The murky world of online reviews

I used to joke that online reviews were useless, because everything I ever looked at always scored an average 4.6 out of 5. Little did I know, it’s so much worse than that.

A news story broke this week, because it emerged there was a thriving trade in buying and selling Amazon reviews. Businesses were apparently spending large sums to acquire thousands of positive reviews. This does beg some questions. Wouldn’t it be obvious the reviewer was talking about a different product or service than the one seemingly being appraised? Presumably the reviews were also edited so they made sense in their new location. So why not just make them up to start with?

I had previously imagined that most reviews were written by the seller. That’s why they are all 4.6 out of 5.

I had a moment of clarity a couple of years ago, when I tried to post a negative review and discovered the service provider had blocked it. Easy to post a positive one. Very difficult to post a negative one. Hmmm. Smell a rat? I investigated a little and found my experience was not unusual.

So when I say I’m cynical about online reviews, we’re talking confidence levels of close to zero.

The icing on the cake arrived last Christmas. In the weeks approaching the big day, I was surprised to find myself receiving a series of random packages, which I had never ordered. First came some magnetic false eyelashes. Then a week later, I received a magnetic cat toy. Next, arrived a set of bathroom scales which measure body fat. Finally, a pack of rather unattractive underwear. I was baffled, so I did what I usually do in such unprecedented circumstances. I asked my kids. They’re young adults, you see, with extensive experience of online skulduggery, so they know about this sort of thing. “Oh yes, they said, it’s a thing. It’s called brushing” Apparently, sellers send you the product so they can submit a fake review in your name. There are even accounts from people who write the reviews.

As I mentioned, I was already deeply suspicious of reviews, so I don’t feel especially outraged by this – though the implications for identity security are pretty worrying.

What really does make me sit up and say “WTF” is the economics of the thing. How can it make financial sense to give a product away in order to fuel a positive review? What’s the actual value of a review? More than the value of a sale? I don’t think so. There’s clearly something else going on here.

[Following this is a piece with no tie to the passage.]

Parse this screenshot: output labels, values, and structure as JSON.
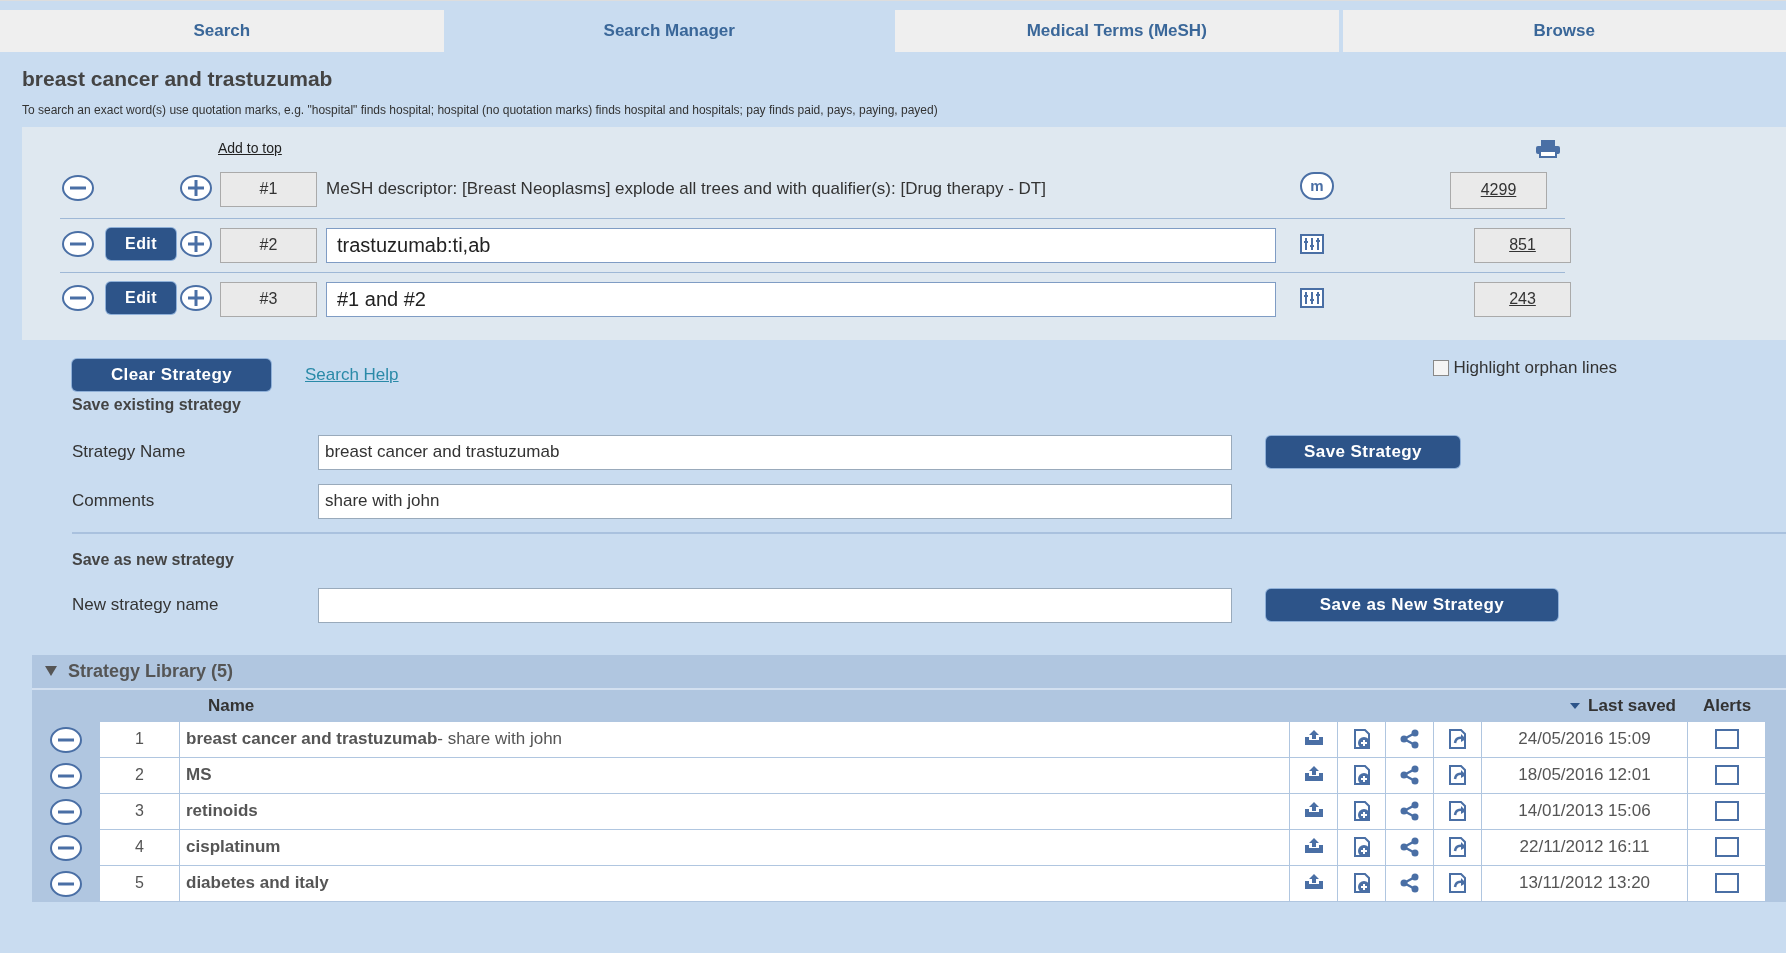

Or the world has gone totally bonkers. On the other hand, we live in a world where a cryptocurrency looks like an investment and stock markets reach record highs in the deepest recession we’ve ever seen. So maybe that horse has long since bolted, left the country, made a new life abroad, raised a family and retired to a comfortable stable in the country to see out its old age.

Feeling a little below par

Golf is not allowed at the moment due to the Covid lockdown restrictions.

Which is crazy, because surely golf is the most socially-distanced, Covid-restriction-friendly outdoor pursuit there could be.

I won’t lie to you, it’s making me a bit ratty.

Indeed, you could say I’ve been feeling a bit below par.

How witty, you may say. Please don’t.

Because this expression is always used incorrectly. As every golfer knows – no, scrub that. As everyone knows, below par is good. Above par is bad. So if I’m feeling below par, I’m doing well. If I’m feeling above par, I’m doing badly. Not so difficult really.

I don’t understand why the common usage of this expression has evolved to be so, well, er, wrong. Or, if you’ll indulge me, over par.

And that makes me almost as ratty as not being able to play golf.

“Due to COVID, you are held in a queue”

Is it just me or is this a bit off?

In the early days of the COVID pandemic, it seemed pretty natural that businesses were struggling to maintain their call centres and that customer service might be affected. It became a tedious daily reality to have to listen to recorded messages telling us that “due to COVID social distancing restrictions, we’re working with smaller teams, and you may have to wait longer than usual” etc and so on. I have spent a great many hours this last years, listening to hold music. Even online chat is often unavailable.

Fast forward to February 2021, the pandemic is now in its second year and some customer-facing businesses are still unable to offer a reasonable telephone service. I call NS&I, the increasingly unresponsive, UK Government-backed, savings brand as my supporting evidence, but there are many others.

Seems a bit unreasonable to be using COVID as an excuse for poor customer service after a whole year. That should be enough time to make alternative arrangements. Shouldn’t it?

We know banks want us to go online, cause its cheaper than manning call centres, but it appears they’re using COVID as an excuse to do this by stealth.

Ironically, the best phone-based customer service I have experienced recently has involved two of the much (rightly) maligned rail franchise-holders – Southern Rail and South Western Railways. How very refreshing to talk to a human, and for them to have some kind of ability to address the issue being raised.

Decent service from the railways? Is nothing sacred?